| AVAILABLE DATA |
--*--

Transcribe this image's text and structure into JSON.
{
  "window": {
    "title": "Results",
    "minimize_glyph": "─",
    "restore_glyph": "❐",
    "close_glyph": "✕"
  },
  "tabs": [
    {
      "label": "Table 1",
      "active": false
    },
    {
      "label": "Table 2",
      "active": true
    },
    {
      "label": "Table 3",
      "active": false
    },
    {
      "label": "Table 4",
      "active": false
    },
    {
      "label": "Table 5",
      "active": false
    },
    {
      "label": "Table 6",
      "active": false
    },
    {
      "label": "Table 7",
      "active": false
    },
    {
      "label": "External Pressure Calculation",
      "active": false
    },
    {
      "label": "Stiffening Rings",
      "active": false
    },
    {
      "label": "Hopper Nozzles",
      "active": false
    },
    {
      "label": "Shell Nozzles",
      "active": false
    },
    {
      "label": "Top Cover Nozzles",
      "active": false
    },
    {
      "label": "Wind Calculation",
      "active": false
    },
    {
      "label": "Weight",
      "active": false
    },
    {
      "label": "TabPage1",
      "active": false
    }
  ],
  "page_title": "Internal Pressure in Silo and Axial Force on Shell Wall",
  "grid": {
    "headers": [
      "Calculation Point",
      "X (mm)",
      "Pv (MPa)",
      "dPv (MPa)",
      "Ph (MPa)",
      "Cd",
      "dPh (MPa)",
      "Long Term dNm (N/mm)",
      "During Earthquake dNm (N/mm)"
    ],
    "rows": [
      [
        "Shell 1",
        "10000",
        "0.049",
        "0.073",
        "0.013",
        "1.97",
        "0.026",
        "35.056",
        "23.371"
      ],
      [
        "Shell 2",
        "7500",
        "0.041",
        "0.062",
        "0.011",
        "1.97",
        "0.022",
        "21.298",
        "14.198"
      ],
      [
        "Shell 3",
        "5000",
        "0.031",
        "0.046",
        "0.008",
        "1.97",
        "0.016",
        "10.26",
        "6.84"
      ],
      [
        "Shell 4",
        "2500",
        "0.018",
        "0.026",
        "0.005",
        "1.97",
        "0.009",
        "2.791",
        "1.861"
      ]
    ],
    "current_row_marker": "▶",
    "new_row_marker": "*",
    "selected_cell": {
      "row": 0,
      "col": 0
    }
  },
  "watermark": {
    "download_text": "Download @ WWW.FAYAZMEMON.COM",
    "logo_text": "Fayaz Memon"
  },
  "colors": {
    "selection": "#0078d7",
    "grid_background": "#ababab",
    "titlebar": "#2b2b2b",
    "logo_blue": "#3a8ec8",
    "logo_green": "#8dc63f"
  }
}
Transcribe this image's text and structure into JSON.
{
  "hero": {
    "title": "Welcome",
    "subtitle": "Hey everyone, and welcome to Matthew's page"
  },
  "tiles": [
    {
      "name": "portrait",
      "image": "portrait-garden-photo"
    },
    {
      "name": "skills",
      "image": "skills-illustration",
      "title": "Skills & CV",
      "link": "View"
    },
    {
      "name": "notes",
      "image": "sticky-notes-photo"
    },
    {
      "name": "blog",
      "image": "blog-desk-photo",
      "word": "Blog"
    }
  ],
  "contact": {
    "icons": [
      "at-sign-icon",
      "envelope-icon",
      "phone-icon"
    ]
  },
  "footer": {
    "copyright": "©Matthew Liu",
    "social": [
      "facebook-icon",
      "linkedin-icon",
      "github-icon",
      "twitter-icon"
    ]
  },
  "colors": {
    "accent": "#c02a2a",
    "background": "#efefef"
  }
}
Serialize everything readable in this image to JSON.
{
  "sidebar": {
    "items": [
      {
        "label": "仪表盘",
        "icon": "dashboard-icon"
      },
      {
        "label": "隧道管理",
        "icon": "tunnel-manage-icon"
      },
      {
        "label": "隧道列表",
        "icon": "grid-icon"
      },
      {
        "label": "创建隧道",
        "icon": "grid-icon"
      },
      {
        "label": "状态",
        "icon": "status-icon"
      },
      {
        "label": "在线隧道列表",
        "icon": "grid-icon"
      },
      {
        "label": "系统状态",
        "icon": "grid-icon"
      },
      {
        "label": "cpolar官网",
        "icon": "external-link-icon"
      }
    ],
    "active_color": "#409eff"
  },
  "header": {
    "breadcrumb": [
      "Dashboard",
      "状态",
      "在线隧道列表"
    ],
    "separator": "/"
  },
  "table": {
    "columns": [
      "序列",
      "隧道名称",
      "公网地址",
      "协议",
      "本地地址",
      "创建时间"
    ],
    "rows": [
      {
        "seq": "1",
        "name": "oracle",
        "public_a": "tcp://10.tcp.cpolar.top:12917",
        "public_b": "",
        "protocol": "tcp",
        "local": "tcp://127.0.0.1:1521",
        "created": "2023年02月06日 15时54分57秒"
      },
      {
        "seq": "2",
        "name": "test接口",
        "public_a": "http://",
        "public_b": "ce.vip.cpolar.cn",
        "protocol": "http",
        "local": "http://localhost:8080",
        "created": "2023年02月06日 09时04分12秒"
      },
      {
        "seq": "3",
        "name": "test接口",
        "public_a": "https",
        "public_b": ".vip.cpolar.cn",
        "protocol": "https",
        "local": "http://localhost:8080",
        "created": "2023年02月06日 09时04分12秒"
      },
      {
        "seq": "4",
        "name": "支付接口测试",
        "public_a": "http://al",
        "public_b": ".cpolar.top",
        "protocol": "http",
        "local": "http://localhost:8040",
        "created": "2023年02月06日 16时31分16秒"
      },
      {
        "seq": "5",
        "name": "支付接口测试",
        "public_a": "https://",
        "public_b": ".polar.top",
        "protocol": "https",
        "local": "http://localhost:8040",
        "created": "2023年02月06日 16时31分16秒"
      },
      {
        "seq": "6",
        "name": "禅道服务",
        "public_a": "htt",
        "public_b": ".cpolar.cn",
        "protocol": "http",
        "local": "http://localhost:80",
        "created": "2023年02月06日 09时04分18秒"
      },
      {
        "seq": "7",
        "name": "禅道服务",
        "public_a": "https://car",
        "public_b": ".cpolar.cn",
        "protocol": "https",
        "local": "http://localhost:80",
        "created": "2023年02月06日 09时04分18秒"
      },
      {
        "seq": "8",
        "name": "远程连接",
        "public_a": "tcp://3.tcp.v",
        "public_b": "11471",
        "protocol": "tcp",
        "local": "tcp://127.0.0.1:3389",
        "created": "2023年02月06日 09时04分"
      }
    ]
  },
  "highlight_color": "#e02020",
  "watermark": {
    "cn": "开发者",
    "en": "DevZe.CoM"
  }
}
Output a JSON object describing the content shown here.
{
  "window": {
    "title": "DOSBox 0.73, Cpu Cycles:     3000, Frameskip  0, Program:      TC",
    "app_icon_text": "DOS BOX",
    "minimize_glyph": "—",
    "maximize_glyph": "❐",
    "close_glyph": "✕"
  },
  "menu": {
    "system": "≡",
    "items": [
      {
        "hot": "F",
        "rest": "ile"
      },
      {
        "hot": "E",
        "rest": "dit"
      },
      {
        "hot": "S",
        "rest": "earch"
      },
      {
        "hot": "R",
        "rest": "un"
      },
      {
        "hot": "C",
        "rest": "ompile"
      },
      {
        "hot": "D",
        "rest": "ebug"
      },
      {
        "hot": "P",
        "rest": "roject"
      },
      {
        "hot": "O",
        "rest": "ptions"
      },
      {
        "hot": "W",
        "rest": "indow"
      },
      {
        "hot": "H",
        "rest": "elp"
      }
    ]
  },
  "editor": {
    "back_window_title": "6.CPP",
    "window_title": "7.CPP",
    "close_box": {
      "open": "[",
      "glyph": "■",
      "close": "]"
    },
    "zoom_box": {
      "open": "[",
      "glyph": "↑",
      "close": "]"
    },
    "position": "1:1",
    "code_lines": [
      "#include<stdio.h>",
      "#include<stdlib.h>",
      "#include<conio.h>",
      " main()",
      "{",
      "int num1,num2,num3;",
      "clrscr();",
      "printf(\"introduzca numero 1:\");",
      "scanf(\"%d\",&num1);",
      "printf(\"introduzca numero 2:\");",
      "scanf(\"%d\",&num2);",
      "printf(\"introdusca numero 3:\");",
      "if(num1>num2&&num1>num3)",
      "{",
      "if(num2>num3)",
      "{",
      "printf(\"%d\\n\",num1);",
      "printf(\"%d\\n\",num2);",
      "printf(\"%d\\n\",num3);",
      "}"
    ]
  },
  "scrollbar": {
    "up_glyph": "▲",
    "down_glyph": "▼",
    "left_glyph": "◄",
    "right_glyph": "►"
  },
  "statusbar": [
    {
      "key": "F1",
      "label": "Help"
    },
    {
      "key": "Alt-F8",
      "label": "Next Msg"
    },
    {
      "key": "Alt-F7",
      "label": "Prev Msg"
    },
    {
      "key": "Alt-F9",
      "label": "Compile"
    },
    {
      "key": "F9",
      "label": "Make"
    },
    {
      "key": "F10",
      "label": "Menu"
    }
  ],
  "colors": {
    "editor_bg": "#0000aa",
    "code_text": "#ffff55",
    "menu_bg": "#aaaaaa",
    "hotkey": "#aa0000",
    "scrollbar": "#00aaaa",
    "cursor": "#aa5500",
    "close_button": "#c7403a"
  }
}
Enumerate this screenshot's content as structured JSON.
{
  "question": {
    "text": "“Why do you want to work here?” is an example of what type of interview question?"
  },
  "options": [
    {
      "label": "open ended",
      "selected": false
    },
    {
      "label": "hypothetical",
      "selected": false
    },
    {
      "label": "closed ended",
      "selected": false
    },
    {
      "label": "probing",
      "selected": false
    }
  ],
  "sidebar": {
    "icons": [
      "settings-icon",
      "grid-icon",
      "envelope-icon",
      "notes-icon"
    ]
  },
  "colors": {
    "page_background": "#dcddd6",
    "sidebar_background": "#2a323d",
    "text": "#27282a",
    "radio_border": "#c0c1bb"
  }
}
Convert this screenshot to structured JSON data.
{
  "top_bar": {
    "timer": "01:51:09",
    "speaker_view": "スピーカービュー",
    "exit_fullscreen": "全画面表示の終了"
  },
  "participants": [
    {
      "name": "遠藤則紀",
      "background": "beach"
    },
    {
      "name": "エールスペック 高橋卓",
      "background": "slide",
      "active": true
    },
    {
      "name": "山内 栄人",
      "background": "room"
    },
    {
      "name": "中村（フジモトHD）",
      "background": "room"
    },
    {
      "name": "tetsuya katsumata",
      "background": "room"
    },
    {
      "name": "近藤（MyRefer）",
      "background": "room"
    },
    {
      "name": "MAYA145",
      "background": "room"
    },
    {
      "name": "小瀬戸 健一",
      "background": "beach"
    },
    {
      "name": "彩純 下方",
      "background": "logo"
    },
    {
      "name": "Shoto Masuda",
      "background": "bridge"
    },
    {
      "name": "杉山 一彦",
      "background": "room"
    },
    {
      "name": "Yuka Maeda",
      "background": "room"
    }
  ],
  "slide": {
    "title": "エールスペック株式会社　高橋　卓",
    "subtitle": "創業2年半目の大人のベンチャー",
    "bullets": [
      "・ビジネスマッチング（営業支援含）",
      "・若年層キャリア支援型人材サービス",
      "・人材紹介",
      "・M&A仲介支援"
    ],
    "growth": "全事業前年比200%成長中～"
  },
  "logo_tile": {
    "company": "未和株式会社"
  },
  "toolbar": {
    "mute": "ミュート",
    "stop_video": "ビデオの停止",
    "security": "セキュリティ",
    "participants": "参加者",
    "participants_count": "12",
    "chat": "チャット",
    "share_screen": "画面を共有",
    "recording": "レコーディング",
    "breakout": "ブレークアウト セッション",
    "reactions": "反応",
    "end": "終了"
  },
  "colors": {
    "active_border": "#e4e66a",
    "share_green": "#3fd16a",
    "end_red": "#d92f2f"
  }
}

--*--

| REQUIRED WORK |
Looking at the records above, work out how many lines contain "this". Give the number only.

| EXPECTED OUTPUT |
5